(Component data from apps and pages)
● ● ● ●

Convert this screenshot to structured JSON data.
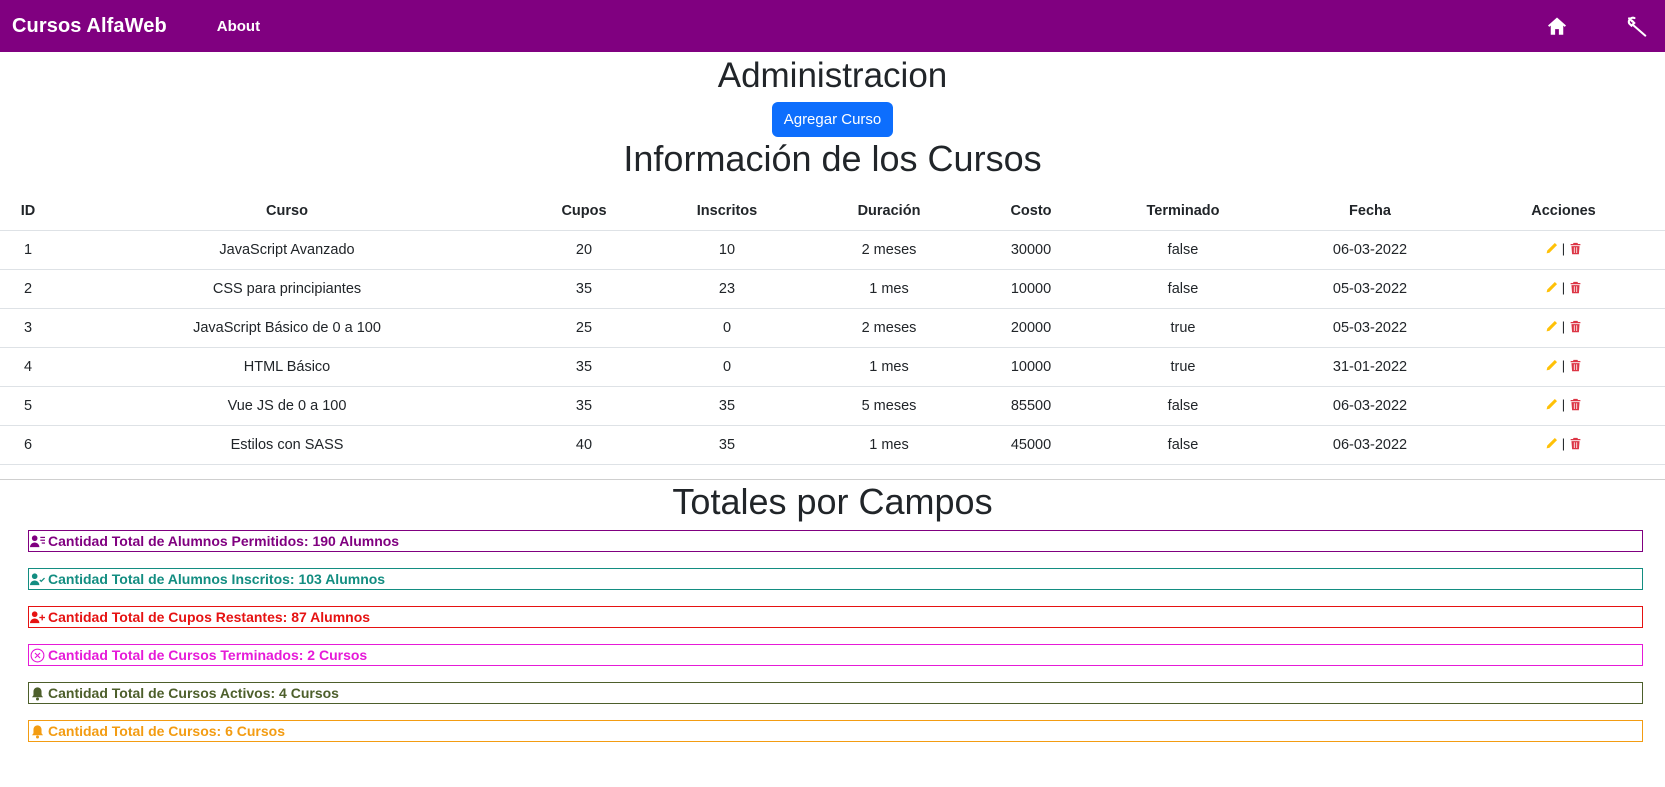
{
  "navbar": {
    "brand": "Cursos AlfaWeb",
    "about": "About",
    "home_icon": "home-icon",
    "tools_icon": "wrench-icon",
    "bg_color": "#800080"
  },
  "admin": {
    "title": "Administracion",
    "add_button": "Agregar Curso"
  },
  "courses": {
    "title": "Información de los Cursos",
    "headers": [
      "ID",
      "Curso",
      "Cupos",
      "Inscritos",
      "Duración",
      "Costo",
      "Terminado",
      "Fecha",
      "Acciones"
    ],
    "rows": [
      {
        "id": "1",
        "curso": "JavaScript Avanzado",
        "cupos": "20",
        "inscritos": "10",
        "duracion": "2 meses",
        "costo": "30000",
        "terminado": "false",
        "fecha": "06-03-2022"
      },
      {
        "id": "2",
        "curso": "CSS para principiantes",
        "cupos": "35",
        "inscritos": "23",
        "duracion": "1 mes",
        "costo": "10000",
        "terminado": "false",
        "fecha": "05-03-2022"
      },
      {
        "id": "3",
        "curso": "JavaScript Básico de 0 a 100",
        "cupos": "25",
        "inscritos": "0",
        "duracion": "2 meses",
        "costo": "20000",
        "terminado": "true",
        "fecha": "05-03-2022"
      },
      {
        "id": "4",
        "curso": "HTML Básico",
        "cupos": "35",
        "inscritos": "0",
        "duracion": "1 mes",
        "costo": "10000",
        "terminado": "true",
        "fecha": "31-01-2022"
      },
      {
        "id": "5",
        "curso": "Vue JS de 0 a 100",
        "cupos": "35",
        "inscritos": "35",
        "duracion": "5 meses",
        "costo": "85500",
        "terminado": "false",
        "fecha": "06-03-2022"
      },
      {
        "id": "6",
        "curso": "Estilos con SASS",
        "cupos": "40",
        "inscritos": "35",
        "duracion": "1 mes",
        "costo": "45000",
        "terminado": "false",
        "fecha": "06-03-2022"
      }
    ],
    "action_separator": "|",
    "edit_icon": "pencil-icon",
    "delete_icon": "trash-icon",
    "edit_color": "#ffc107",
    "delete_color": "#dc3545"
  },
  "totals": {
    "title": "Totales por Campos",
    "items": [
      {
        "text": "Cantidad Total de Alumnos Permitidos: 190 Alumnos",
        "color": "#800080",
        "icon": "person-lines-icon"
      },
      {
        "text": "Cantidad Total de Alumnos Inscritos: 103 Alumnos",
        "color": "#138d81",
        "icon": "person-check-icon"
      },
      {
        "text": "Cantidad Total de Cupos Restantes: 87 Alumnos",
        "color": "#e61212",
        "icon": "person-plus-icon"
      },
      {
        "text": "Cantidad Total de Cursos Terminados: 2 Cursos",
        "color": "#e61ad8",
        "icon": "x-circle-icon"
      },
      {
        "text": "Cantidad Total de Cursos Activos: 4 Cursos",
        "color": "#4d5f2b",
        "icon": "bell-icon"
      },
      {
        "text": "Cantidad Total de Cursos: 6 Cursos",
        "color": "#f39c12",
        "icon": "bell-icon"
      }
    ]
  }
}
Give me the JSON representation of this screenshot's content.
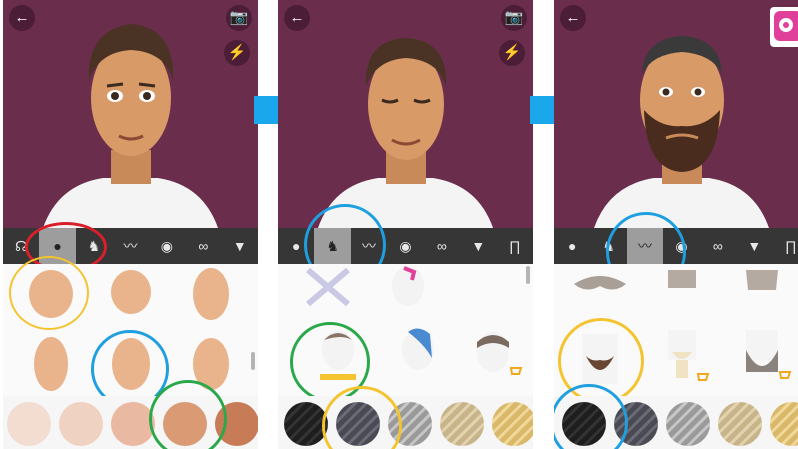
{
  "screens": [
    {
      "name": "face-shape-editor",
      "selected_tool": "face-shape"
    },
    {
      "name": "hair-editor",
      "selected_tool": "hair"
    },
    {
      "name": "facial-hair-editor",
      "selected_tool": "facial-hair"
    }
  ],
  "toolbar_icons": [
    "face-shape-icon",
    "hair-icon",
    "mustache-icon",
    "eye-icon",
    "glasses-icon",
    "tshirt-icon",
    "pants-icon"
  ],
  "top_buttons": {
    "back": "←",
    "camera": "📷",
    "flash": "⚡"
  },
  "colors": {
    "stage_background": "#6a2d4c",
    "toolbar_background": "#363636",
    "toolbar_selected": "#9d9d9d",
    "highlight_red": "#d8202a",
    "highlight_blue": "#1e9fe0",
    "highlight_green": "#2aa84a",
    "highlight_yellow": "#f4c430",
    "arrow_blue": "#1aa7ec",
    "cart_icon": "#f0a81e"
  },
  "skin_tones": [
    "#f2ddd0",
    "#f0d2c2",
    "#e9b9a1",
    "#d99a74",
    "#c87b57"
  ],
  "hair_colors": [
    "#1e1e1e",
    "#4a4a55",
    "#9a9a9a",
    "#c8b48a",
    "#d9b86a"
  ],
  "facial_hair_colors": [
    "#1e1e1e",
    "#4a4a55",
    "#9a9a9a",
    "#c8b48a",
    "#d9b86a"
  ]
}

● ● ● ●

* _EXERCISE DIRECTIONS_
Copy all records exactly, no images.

* _SOLVED EXERCISE_
Convert this screenshot to structured JSON data.
{
  "navbar": {
    "brand": "Cursos AlfaWeb",
    "about": "About",
    "home_icon": "home-icon",
    "tools_icon": "wrench-icon",
    "bg_color": "#800080"
  },
  "admin": {
    "title": "Administracion",
    "add_button": "Agregar Curso"
  },
  "courses": {
    "title": "Información de los Cursos",
    "headers": [
      "ID",
      "Curso",
      "Cupos",
      "Inscritos",
      "Duración",
      "Costo",
      "Terminado",
      "Fecha",
      "Acciones"
    ],
    "rows": [
      {
        "id": "1",
        "curso": "JavaScript Avanzado",
        "cupos": "20",
        "inscritos": "10",
        "duracion": "2 meses",
        "costo": "30000",
        "terminado": "false",
        "fecha": "06-03-2022"
      },
      {
        "id": "2",
        "curso": "CSS para principiantes",
        "cupos": "35",
        "inscritos": "23",
        "duracion": "1 mes",
        "costo": "10000",
        "terminado": "false",
        "fecha": "05-03-2022"
      },
      {
        "id": "3",
        "curso": "JavaScript Básico de 0 a 100",
        "cupos": "25",
        "inscritos": "0",
        "duracion": "2 meses",
        "costo": "20000",
        "terminado": "true",
        "fecha": "05-03-2022"
      },
      {
        "id": "4",
        "curso": "HTML Básico",
        "cupos": "35",
        "inscritos": "0",
        "duracion": "1 mes",
        "costo": "10000",
        "terminado": "true",
        "fecha": "31-01-2022"
      },
      {
        "id": "5",
        "curso": "Vue JS de 0 a 100",
        "cupos": "35",
        "inscritos": "35",
        "duracion": "5 meses",
        "costo": "85500",
        "terminado": "false",
        "fecha": "06-03-2022"
      },
      {
        "id": "6",
        "curso": "Estilos con SASS",
        "cupos": "40",
        "inscritos": "35",
        "duracion": "1 mes",
        "costo": "45000",
        "terminado": "false",
        "fecha": "06-03-2022"
      }
    ],
    "action_separator": "|",
    "edit_icon": "pencil-icon",
    "delete_icon": "trash-icon",
    "edit_color": "#ffc107",
    "delete_color": "#dc3545"
  },
  "totals": {
    "title": "Totales por Campos",
    "items": [
      {
        "text": "Cantidad Total de Alumnos Permitidos: 190 Alumnos",
        "color": "#800080",
        "icon": "person-lines-icon"
      },
      {
        "text": "Cantidad Total de Alumnos Inscritos: 103 Alumnos",
        "color": "#138d81",
        "icon": "person-check-icon"
      },
      {
        "text": "Cantidad Total de Cupos Restantes: 87 Alumnos",
        "color": "#e61212",
        "icon": "person-plus-icon"
      },
      {
        "text": "Cantidad Total de Cursos Terminados: 2 Cursos",
        "color": "#e61ad8",
        "icon": "x-circle-icon"
      },
      {
        "text": "Cantidad Total de Cursos Activos: 4 Cursos",
        "color": "#4d5f2b",
        "icon": "bell-icon"
      },
      {
        "text": "Cantidad Total de Cursos: 6 Cursos",
        "color": "#f39c12",
        "icon": "bell-icon"
      }
    ]
  }
}
Give me the JSON representation of this screenshot's content.
{
  "screens": [
    {
      "name": "face-shape-editor",
      "selected_tool": "face-shape"
    },
    {
      "name": "hair-editor",
      "selected_tool": "hair"
    },
    {
      "name": "facial-hair-editor",
      "selected_tool": "facial-hair"
    }
  ],
  "toolbar_icons": [
    "face-shape-icon",
    "hair-icon",
    "mustache-icon",
    "eye-icon",
    "glasses-icon",
    "tshirt-icon",
    "pants-icon"
  ],
  "top_buttons": {
    "back": "←",
    "camera": "📷",
    "flash": "⚡"
  },
  "colors": {
    "stage_background": "#6a2d4c",
    "toolbar_background": "#363636",
    "toolbar_selected": "#9d9d9d",
    "highlight_red": "#d8202a",
    "highlight_blue": "#1e9fe0",
    "highlight_green": "#2aa84a",
    "highlight_yellow": "#f4c430",
    "arrow_blue": "#1aa7ec",
    "cart_icon": "#f0a81e"
  },
  "skin_tones": [
    "#f2ddd0",
    "#f0d2c2",
    "#e9b9a1",
    "#d99a74",
    "#c87b57"
  ],
  "hair_colors": [
    "#1e1e1e",
    "#4a4a55",
    "#9a9a9a",
    "#c8b48a",
    "#d9b86a"
  ],
  "facial_hair_colors": [
    "#1e1e1e",
    "#4a4a55",
    "#9a9a9a",
    "#c8b48a",
    "#d9b86a"
  ]
}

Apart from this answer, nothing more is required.